If you are in a car accident, you undoubtedly are to be thankful for your vehicle’s airbags. After all, airbags save hundreds of lives every single year. Still, there is an urban legend that says the chemicals inside airbags are toxic to humans.
To do their job correctly, airbags must deploy or inflate at considerable speeds. This requires a chemical reaction. The chemicals in airbags are not toxic, though. Nevertheless, if you have certain medical conditions, airbag deployment may cause you to experience negative health effects.
The chemicals in airbags
Even though airbags have sodium azide inside of them, the deployment process completely absorbs it. Inflation also releases nitrogen, but nitrogen is not harmful to humans. In fact, nitrogen makes up most of the air you breathe. The only thing you need to worry about is sodium hydroxide, which may be present in airbag dust.
Medical concerns for those with lung conditions
Most drivers should experience little or no irritation from sodium hydroxide. If you have asthma, chronic obstructive pulmonary disease, emphysema or other lung-related conditions, however, sodium hydroxide may make it difficult to breathe.
Indeed, according to a recent study published in the Journal of Hygiene and Environmental Health, sodium hydroxide is a common cause of bronchoconstriction. After inhaling sodium hydroxide, your asthma-like symptoms may continue to worsen for up to 48 hours.

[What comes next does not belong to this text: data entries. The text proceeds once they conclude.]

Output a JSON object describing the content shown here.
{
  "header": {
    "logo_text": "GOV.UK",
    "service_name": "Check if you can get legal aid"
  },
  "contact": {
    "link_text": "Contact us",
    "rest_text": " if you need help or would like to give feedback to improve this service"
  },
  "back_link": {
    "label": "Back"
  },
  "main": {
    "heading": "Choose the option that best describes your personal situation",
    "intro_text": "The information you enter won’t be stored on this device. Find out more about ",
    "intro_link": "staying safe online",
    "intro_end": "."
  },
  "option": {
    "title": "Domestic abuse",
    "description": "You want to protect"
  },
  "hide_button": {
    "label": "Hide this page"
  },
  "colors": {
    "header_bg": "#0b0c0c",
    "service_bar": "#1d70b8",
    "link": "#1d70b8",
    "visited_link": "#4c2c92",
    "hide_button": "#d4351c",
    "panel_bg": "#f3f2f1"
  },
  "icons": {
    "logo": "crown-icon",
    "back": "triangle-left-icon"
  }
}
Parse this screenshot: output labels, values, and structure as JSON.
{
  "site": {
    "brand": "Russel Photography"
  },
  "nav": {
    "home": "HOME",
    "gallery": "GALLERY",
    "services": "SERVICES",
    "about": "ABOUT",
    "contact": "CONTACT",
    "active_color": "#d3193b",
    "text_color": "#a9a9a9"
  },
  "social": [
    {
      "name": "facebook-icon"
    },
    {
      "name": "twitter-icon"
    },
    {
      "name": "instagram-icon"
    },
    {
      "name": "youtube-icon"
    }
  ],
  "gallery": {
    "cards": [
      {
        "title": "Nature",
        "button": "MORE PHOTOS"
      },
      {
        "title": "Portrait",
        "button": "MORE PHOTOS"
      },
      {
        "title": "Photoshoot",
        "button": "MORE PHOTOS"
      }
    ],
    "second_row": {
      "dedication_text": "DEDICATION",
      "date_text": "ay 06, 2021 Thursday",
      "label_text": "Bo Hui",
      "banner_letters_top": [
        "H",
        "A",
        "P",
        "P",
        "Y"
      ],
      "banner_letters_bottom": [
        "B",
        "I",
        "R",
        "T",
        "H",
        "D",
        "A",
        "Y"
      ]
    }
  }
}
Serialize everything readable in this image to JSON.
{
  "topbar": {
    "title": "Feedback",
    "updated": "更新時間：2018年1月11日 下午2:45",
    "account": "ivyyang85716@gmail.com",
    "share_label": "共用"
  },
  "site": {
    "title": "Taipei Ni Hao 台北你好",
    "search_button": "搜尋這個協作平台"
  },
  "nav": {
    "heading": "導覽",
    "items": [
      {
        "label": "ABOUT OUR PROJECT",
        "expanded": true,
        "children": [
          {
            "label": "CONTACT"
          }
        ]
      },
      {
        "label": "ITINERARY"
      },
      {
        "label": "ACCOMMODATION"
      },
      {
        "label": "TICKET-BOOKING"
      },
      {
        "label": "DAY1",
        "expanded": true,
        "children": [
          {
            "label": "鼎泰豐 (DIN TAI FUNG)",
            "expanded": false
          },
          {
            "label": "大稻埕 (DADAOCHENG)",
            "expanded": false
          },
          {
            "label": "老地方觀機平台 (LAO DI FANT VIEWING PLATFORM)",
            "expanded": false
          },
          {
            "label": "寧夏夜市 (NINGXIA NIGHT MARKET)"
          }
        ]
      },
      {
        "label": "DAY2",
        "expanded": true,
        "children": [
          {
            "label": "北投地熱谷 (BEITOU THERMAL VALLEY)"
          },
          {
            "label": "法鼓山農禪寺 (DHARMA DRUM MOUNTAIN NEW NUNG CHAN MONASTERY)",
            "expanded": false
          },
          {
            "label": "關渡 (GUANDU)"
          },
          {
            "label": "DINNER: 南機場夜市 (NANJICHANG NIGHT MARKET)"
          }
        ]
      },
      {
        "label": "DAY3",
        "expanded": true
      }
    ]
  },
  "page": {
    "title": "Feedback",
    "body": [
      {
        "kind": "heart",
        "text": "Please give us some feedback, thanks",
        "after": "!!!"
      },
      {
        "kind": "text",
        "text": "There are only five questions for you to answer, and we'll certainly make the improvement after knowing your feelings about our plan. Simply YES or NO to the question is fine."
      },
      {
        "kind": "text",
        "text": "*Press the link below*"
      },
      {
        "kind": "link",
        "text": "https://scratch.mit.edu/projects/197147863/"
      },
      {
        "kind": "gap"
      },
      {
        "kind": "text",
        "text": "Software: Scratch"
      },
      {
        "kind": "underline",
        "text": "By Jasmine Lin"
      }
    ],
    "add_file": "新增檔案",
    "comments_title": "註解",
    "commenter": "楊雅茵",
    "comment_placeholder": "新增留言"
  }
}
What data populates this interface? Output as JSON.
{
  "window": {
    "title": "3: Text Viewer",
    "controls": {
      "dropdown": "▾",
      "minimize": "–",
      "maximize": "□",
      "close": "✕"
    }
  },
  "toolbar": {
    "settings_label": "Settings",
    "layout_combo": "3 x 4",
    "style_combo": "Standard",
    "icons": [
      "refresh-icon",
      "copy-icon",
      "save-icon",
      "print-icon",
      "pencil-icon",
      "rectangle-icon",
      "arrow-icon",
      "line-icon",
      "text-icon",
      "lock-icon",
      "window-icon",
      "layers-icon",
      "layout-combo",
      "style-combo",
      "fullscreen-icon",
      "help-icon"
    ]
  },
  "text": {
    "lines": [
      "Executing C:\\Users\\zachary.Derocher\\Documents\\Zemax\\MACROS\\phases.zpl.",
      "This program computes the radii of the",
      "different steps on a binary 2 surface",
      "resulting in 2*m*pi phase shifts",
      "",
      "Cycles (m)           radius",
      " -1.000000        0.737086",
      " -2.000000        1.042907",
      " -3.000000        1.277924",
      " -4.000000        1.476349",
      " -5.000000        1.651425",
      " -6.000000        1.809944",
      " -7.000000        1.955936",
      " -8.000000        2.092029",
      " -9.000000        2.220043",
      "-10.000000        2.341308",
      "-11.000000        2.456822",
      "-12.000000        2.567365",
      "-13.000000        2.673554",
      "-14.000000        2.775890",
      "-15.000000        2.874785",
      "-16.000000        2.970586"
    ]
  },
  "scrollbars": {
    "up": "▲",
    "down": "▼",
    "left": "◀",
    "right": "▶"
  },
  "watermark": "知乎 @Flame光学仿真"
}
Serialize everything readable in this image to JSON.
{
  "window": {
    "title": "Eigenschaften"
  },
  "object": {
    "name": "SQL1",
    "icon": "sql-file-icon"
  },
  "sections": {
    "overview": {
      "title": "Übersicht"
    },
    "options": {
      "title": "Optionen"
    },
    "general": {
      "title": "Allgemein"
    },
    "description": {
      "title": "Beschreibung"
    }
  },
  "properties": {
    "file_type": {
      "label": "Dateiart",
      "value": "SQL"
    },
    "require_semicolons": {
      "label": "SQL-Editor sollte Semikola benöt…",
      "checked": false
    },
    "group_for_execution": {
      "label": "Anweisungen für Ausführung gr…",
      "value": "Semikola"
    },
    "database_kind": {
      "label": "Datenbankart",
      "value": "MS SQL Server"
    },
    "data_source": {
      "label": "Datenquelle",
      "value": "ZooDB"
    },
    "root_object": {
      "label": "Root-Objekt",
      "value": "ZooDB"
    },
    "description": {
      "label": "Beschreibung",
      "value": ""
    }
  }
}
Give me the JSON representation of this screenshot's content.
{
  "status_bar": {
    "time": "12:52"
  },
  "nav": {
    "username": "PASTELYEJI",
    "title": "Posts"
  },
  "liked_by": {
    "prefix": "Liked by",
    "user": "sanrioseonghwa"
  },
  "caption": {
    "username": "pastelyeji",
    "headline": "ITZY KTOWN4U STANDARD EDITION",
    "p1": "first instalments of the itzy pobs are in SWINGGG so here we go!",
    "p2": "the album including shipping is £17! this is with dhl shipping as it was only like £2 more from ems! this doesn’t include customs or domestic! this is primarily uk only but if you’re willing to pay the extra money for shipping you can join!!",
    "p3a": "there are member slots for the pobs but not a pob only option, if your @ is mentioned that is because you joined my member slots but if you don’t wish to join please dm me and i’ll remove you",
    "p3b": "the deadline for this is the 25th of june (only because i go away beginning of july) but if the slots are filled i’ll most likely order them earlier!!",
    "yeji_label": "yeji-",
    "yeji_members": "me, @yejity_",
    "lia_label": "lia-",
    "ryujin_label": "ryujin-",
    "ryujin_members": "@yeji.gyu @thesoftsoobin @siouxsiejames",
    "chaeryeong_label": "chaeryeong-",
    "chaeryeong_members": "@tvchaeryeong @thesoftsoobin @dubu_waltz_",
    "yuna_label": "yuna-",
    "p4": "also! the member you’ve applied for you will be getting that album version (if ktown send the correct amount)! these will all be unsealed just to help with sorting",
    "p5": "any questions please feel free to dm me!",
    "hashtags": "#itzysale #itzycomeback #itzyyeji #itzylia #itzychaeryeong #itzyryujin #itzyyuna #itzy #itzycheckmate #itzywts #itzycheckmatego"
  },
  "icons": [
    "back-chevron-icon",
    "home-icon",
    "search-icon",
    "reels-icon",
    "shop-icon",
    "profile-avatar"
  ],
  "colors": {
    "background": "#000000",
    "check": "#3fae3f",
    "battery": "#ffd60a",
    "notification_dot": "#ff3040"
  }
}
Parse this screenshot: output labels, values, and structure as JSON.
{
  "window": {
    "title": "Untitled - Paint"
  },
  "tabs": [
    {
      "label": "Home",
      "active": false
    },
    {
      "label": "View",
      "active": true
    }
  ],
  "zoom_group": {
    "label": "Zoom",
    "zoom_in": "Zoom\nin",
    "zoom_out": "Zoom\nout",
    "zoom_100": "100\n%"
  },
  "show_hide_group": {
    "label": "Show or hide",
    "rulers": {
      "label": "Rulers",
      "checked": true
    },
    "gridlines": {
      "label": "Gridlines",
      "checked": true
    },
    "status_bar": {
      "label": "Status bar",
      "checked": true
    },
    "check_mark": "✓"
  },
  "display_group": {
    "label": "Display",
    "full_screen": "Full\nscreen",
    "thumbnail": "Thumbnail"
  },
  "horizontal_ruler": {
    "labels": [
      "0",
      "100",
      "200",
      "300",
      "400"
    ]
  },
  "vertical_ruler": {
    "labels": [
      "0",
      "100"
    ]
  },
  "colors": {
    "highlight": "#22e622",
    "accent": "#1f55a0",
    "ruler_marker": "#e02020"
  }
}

Your physical well-being
Breathing difficulties can be catastrophic for anyone who has a lung condition, so you do not want to leave your physical well-being to chance. Ultimately, if you inhale airbag dust during a car accident, it is imperative to go to the emergency room for a full evaluation and treatment.